“The bureau shall establish standards for recognition of a particular appellation of origin applicable to marijuana grown or cultivated in a certain geographical area in California. (b) Marijuana shall not be marketed, labeled, or sold as grown in a California county when the marijuana was not grown in that county. (c) The name of a California county shall not be used in the labeling, marketing, or packaging of marijuana products unless the marijuana contained in the product was grown in that county.”
Commercial growers must survive a water audit by several state agencies.
“If a watershed cannot support additional cultivation, no new plant identifiers will be issued for that watershed. Cultivation will not negatively impact springs, riparian wetlands and aquatic habitats. The department shall establish a program for the identification of permitted marijuana plants at a cultivation site during the cultivation period. A unique identifier shall be issued for each marijuana plant. The department shall ensure that unique identifiers are issued as quickly as possible to ensure the implementation of this division. The unique identifier shall be attached at the base of each plant or as otherwise required by law or regulation.”
Expect licensed testing labs, for tested and labelled clean pot. And here’s your new state-mandated pot product warning:
“GOVERNMENT WARNING: THIS PRODUCT CONTAINS MARIJUANA, A SCHEDULE I CONTROLLED SUBSTANCE. KEEP OUT OF REACH OF CHILDREN AND ANIMALS. MARIJUANA PRODUCTS MAY ONLY BE POSSESSED OR CONSUMED BY PERSONS 21 YEARS OF AGE OR OLDER UNLESS THE PERSON IS A QUALIFIED PATIENT. THE INTOXICATING EFFECTS OF MARIJUANA PRODUCTS MAY BE DELAYED UP TO TWO HOURS. CONSUMPTION OF MARIJUANA PRODUCTS IMP AIRS YOUR ABILITY TO DRIVE AND OPERATE MACHINERY. PLEASE USE EXTREME CAUTION"
“Marijuana products shall be: (1) Not designed to be appealing to children or easily confused with commercially sold candy or foods that do not contain marijuana.”
Ten milligrams of THC will be the dose per serving. “Delineated or scored into standardized serving sizes if the marijuana product contains more than one serving and is an edible marijuana product in solid form.”
Pot ads are mostly for adults, the law reads. “Any advertising placed in broadcast, cable, radio, print and digital communications shall only be displayed where at least 71.6 percent of the audience is reasonably expected to be 21 years of age or older, as determined by reliable, up-to-date audience composition data.”
And advertisers have to tell the ‘truth’.
“All advertising shall be truthful and appropriately substantiated.”
“No licensee shall: (a) Advertise in a manner that is false or untrue in any material particular … [or] tends to create a misleading impression.”
“No licensee shall publish or disseminate advertising containing any health-related statement that is untrue in any particular manner or tends to create a misleading impression as to the effects on health of marijuana consumption. A specific health claim will not be considered misleading if it is truthful and adequately substantiated by scientific or medical evidence; sufficiently detailed and qualified with respect to the categories of individuals to whom the claim applies; adequately discloses the health risks associated with both moderate and heavier levels of consumption; and outlines the categories of individuals for whom any levels of consumption may cause health risks. Such required information must appear as part of the specific health claim and in a manner as prominent as the specific health claim.”
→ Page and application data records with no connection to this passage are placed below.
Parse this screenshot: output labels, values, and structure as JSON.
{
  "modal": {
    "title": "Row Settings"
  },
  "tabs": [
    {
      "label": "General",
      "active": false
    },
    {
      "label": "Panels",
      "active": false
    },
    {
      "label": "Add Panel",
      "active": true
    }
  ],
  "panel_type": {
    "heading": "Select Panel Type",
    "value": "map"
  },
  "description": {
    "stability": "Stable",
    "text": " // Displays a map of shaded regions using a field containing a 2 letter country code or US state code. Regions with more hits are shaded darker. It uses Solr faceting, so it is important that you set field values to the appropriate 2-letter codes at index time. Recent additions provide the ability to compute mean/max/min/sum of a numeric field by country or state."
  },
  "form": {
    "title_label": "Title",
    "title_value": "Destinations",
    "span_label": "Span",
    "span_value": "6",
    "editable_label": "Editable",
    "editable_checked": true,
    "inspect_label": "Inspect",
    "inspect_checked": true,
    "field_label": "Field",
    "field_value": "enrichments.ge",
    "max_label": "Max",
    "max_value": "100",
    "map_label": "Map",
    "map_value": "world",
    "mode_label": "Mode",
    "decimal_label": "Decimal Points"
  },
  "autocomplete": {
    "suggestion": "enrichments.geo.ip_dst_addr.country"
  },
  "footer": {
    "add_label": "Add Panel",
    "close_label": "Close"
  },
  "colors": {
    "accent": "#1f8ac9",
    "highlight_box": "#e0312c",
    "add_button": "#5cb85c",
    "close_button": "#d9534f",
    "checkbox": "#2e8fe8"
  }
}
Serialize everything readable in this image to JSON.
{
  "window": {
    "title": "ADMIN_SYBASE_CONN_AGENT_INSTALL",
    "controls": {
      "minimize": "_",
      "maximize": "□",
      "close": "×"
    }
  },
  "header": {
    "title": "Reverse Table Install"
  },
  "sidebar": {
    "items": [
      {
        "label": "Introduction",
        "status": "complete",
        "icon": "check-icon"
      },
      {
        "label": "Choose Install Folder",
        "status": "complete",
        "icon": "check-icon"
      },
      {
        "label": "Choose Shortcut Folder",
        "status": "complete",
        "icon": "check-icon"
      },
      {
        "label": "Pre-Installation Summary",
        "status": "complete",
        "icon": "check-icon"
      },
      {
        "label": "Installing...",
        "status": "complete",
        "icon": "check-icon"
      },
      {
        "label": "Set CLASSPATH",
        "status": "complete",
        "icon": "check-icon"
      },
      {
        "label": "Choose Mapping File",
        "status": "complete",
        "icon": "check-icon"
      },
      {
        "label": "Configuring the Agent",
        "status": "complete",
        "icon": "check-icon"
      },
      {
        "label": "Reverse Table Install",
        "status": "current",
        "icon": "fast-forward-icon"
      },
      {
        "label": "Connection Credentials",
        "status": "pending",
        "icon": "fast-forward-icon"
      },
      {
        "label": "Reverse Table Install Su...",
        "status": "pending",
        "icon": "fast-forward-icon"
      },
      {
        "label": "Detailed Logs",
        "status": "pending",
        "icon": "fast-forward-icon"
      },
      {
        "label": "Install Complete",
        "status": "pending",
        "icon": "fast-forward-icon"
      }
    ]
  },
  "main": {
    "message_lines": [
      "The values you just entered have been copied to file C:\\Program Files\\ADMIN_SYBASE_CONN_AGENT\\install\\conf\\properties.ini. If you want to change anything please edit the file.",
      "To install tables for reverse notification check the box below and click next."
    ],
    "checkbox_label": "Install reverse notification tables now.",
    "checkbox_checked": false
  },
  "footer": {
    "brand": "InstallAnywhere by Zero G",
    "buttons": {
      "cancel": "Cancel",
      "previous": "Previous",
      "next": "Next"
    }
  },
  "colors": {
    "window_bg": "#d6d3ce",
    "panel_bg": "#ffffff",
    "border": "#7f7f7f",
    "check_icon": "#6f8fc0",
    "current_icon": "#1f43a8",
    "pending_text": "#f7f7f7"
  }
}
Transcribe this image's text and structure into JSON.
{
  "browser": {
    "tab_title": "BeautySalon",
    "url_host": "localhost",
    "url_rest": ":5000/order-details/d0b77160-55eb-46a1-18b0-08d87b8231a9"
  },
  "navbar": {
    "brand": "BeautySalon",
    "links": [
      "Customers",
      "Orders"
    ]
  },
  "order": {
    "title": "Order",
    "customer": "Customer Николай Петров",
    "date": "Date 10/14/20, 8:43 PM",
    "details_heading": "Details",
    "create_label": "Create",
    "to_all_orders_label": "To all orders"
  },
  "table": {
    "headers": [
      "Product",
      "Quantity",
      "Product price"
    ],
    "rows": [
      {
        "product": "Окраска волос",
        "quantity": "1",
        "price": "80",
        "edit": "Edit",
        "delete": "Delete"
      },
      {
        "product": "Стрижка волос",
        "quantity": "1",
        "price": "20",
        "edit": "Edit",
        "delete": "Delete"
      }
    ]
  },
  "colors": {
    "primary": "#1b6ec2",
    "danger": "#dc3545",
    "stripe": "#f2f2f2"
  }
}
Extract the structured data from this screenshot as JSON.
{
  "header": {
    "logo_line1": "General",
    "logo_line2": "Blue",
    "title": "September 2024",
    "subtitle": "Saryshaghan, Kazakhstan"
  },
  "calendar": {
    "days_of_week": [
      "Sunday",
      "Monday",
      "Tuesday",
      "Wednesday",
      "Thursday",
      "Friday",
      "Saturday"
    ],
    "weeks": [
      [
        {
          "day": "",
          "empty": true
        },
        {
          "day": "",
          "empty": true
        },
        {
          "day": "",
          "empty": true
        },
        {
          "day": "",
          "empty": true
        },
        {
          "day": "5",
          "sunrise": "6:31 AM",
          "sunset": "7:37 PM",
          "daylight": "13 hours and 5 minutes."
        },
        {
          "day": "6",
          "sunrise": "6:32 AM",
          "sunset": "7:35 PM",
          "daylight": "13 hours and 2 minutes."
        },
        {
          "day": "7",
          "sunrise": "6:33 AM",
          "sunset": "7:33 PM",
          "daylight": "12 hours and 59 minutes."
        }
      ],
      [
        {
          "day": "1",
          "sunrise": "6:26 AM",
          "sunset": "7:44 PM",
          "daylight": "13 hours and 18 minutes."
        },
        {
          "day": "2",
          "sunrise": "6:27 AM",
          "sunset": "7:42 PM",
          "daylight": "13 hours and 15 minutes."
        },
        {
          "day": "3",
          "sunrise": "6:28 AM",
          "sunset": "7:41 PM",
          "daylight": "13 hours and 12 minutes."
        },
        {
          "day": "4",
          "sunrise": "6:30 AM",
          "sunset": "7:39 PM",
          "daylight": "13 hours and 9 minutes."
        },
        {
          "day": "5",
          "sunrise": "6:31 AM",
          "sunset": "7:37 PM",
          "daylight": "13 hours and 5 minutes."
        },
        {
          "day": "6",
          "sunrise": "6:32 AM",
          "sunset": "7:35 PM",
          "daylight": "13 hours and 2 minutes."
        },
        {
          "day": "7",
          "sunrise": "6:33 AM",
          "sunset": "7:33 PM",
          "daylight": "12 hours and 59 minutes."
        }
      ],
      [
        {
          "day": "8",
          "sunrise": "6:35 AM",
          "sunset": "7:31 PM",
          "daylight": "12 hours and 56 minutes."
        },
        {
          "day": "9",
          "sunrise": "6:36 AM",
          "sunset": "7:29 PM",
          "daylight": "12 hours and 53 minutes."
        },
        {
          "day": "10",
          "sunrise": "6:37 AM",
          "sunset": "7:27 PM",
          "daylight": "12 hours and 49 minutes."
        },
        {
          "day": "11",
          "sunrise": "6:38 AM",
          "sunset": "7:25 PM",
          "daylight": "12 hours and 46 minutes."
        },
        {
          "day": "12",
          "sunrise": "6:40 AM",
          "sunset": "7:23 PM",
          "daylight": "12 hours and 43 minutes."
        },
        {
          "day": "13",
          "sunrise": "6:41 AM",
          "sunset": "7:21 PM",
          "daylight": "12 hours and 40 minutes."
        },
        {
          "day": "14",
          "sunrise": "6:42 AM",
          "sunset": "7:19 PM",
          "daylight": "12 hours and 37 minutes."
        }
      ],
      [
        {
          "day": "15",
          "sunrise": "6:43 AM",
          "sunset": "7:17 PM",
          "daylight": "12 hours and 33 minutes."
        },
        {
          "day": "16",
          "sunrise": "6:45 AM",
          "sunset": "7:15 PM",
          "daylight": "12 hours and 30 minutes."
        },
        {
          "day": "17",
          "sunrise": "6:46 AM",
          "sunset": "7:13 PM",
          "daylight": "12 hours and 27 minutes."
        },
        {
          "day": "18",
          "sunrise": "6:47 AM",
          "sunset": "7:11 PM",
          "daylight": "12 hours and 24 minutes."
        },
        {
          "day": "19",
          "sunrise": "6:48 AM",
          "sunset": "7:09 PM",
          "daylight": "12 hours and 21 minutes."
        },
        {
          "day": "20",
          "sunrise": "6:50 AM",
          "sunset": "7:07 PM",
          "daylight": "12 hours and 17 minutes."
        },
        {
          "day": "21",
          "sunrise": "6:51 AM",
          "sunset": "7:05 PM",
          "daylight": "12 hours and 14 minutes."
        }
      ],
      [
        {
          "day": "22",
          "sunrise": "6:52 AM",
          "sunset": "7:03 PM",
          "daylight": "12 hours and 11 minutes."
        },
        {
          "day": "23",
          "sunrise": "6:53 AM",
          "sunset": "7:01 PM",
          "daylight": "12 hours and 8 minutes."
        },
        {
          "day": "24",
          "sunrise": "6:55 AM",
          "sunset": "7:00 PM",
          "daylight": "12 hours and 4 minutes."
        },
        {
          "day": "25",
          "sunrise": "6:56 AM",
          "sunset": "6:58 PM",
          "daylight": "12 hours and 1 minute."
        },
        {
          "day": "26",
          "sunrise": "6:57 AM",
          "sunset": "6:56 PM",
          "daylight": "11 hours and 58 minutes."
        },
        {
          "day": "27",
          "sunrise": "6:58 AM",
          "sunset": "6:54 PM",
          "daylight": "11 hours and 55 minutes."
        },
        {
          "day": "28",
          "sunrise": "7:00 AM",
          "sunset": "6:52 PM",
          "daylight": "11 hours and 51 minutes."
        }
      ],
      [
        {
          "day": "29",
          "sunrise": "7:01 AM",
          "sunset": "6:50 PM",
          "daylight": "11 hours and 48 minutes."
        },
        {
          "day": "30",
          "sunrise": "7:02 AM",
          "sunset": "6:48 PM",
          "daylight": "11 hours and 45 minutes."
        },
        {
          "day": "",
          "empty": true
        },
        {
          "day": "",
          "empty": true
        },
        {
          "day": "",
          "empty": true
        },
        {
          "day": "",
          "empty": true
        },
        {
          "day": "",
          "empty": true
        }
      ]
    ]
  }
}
And Sorry, No More Freebies, Dispensaries
“No licensee shall give away any amount of marijuana or marijuana products, or any marijuana accessories, as part of a business promotion or other commercial activity.”
But Lounges Are A-Okay
Provided that “access to the area where marijuana consumption is allowed is restricted to persons 21 years of age and older; (2) Marijuana consumption is not visible from any public place or non-age restricted area; and (3) Sale or consumption of alcohol or tobacco is not allowed on the premises.”
Here's some reaction
to news of initiative.